What is the best size miter saw for you? Let me try that again – what’s the best size miter saw for YOU?
The Dewalt DWS779 12″ sliding miter saw is one of the most popular and best-value miter saws on the market.
The DWS779 has a maximum cutting capacity of 14″ when cutting 2x dimensional lumber at 0°, and 10″ at 45°. This is about the largest cross-cutting capacity you can find in a miter saw.
But there’s a tradeoff – it’s a large and heavy saw.
In this image from quite a few years ago, I placed the Dewalt DW713 – which has since been replaced by the DWS713 – next to the DWS780.
The DW713 and DWS713 are single bevel 10″ miter saws, and the DWS780 is a 12″ sliding miter saw.
12″ sliding miter saws are often considered the best you can get, but who are they best for? Larger blade sizes are better for cutting wider trim pieces, such as crown molding or baseboards, either vertically, flat, or nested in the case of crown molding.
Sliding miter saws offer increased cutting capacity for cross-cutting wider boards, such as larger 2x dimensional lumber and boards for shelving or other projects.
This is the Dewalt DWS716XPS, which offers a compromise. It has a 12″ blade and dual bevel capabilities, but isn’t a slider.
It has greater cutting capacity than a 10″ non-sliding miter saw, and is considerably smaller, lighter, and more portable than sliding 12″ saws.
Some will point out that, the larger the blade, the greater the potential for deflection, and this is generally true. With all other things being equal, a non-sliding 7-1/4″ or 10″ miter saw has the potential to deliver higher precision on average than a sliding 12″ miter saw.
Then there are 7-1/4″ sliding miter saws, such as this Dewalt 20V Max cordless model.
Smaller-blade sliding miter saws, such as 7-1/4″ and 8-1/2″, can cut wider boards and 2x lumber, but aren’t well-suited for applications such as cutting nested crown molding. If you don’t need to cut trim, your back and arms will appreciate more compact size and lower weight.
The difficult part is that it can sometimes be easier to pick a less than ideal size.
The Dewalt DWS779 is hugely popular partly because it has become the standard holiday season model; volume sales allow for very aggressive pricing.
At the time of this posting, the DWS779 12″ sliding miter saw is $399 at most retailers, with at least one offering it for $349. It might dip back to $349 at more retailers for the Father’s Day shopping season. Even if not, $399 is still a very good price.
The DWS716XPS 12″ non-slider is $355 right now.

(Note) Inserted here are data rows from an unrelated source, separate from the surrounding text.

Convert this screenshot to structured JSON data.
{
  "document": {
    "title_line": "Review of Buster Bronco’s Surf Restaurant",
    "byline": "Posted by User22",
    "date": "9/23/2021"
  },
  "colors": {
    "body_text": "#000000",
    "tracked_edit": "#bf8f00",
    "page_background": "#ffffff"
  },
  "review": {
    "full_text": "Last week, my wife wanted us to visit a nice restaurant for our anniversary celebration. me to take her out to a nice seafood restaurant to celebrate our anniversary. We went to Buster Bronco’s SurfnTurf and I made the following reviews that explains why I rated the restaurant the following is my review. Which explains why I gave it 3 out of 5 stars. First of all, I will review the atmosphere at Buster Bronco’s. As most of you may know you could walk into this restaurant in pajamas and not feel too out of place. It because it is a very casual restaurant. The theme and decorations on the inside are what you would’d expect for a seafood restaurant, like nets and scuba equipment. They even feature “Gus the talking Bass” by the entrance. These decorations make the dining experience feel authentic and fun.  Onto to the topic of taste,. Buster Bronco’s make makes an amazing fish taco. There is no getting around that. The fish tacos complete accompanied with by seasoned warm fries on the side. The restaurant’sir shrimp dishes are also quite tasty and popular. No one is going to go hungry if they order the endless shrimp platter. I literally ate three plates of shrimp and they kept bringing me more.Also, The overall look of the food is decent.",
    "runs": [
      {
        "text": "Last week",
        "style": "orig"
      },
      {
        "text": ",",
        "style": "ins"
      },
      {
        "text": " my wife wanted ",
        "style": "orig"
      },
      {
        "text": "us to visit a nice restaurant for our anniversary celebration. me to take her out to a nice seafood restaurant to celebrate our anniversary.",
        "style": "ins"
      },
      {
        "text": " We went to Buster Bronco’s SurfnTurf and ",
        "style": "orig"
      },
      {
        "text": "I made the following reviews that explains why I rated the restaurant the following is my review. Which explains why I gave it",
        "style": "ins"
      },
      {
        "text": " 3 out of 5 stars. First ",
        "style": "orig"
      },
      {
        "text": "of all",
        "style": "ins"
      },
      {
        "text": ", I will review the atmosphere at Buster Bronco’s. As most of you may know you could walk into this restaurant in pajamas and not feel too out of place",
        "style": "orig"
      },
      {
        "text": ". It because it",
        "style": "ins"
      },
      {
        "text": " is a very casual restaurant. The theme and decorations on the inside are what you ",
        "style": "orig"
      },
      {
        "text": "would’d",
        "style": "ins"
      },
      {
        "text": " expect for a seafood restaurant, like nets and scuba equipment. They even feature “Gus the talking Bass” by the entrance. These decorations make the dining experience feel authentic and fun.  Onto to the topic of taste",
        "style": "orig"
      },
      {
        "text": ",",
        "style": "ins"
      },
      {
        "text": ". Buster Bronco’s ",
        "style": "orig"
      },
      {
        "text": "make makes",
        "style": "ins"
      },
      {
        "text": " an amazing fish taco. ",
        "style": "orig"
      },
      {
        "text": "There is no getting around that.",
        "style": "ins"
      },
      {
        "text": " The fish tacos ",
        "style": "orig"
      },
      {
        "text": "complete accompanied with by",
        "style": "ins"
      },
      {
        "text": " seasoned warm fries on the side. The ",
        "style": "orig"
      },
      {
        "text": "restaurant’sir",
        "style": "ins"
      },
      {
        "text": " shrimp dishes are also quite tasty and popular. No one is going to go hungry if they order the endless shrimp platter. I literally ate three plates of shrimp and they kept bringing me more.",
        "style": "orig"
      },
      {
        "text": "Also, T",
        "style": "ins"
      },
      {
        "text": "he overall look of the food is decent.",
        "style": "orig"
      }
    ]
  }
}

While the DWS716XPS has something the DWS779 doesn’t – the LED shadow cutline indicator – the larger miter saw delivers greater cutting capacity for less than $50 more.
There are occasional sales on other 12″ sliding miter saws models, such as the DWS780. The DWS780 is similar to the DWS779, but features the LED cutline indicator, crown stops, and I believe a better starter blade.
Because of volume and promotional pricing considerations, the ideal size of miter saw isn’t always the one we buy.
If a 10″ sliding miter saw is priced at $400, and a 12″ sliding miter saw $350, would you still buy the 10″? Or would you spring for the greater capacity and slightly greater size and weight of the 12″ at a lower price?
Dust collection is a sore point for every miter saw I have ever used. Dust bags collect a little dust, and dust extractors connected to the same port do just a little better. But, dust and chips will still cover the surrounding area. Dust hoods can help contain the coarser spray, but the one I tried was a greater hassle than cleaning up when I was done.
I would gladly accommodate a larger miter saw than I need if it had near-perfect dust collection.
To simplify things, let’s ignore single vs dual bevel considerations for the sake of this discussion. Following are the most common sizes you can buy today.
- 7-1/4″ sliding
- 8-1/2″ sliding
- 10″ non-sliding and sliding
- 12″ non-sliding and sliding
I have used and tested quite a few miter saws over the years, and if I had to pick one today, it would likely be a 7-1/4″ slider. I might eventually try an 8-1/2″ miter saw that offers better dust collection, but I have other tools for cutting wider boards too large for smaller miter saws.
If I could pick two, maybe I would add a 12″ saw on top of that, or maybe a non-sliding 10″.
Portability has become a high priority for me, and so I wouldn’t want a 12″ slider to be my only miter saw. But, I also don’t cut trim or shelving material on-site. I feel that there’s a mentality that 12″ miter saws are the best one can get, but they just haven’t worked as well for my personal project needs as more compact miter saws.
Which miter saw size or sizes are best suited for your needs? Is that the size of miter saw you own?